> _The problem_
Print out the data below in full and exactly, skipping the pictures.

> _Materials provided_
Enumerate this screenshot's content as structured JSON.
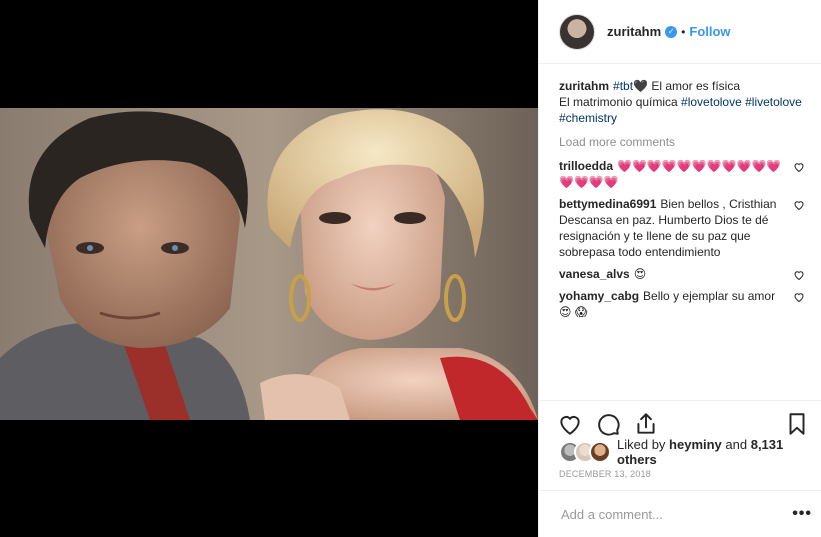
{
  "post": {
    "username": "zuritahm",
    "follow_label": "Follow",
    "dot": "•",
    "caption": {
      "username": "zuritahm",
      "tag1": "#tbt",
      "heart": "🖤",
      "text1": " El amor es física",
      "text2": "El matrimonio química ",
      "tag2": "#lovetolove",
      "tag3": "#livetolove",
      "tag4": "#chemistry"
    },
    "load_more": "Load more comments",
    "comments": [
      {
        "username": "trilloedda",
        "text": "💗💗💗💗💗💗💗💗💗💗💗💗💗💗💗"
      },
      {
        "username": "bettymedina6991",
        "text": "Bien bellos , Cristhian Descansa en paz. Humberto Dios te dé resignación y te llene de su paz que sobrepasa todo entendimiento"
      },
      {
        "username": "vanesa_alvs",
        "text": "😍"
      },
      {
        "username": "yohamy_cabg",
        "text": "Bello y ejemplar su amor😍 😱"
      }
    ],
    "likes": {
      "prefix": "Liked by ",
      "user": "heyminy",
      "mid": " and ",
      "count": "8,131 others"
    },
    "date": "DECEMBER 13, 2018",
    "add_comment_placeholder": "Add a comment...",
    "more_label": "•••"
  },
  "colors": {
    "link": "#003569",
    "follow": "#3897f0",
    "muted": "#8e8e8e"
  }
}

> _Finished task_
Enumerate this screenshot's content as structured JSON.
{
  "post": {
    "username": "zuritahm",
    "follow_label": "Follow",
    "dot": "•",
    "caption": {
      "username": "zuritahm",
      "tag1": "#tbt",
      "heart": "🖤",
      "text1": " El amor es física",
      "text2": "El matrimonio química ",
      "tag2": "#lovetolove",
      "tag3": "#livetolove",
      "tag4": "#chemistry"
    },
    "load_more": "Load more comments",
    "comments": [
      {
        "username": "trilloedda",
        "text": "💗💗💗💗💗💗💗💗💗💗💗💗💗💗💗"
      },
      {
        "username": "bettymedina6991",
        "text": "Bien bellos , Cristhian Descansa en paz. Humberto Dios te dé resignación y te llene de su paz que sobrepasa todo entendimiento"
      },
      {
        "username": "vanesa_alvs",
        "text": "😍"
      },
      {
        "username": "yohamy_cabg",
        "text": "Bello y ejemplar su amor😍 😱"
      }
    ],
    "likes": {
      "prefix": "Liked by ",
      "user": "heyminy",
      "mid": " and ",
      "count": "8,131 others"
    },
    "date": "DECEMBER 13, 2018",
    "add_comment_placeholder": "Add a comment...",
    "more_label": "•••"
  },
  "colors": {
    "link": "#003569",
    "follow": "#3897f0",
    "muted": "#8e8e8e"
  }
}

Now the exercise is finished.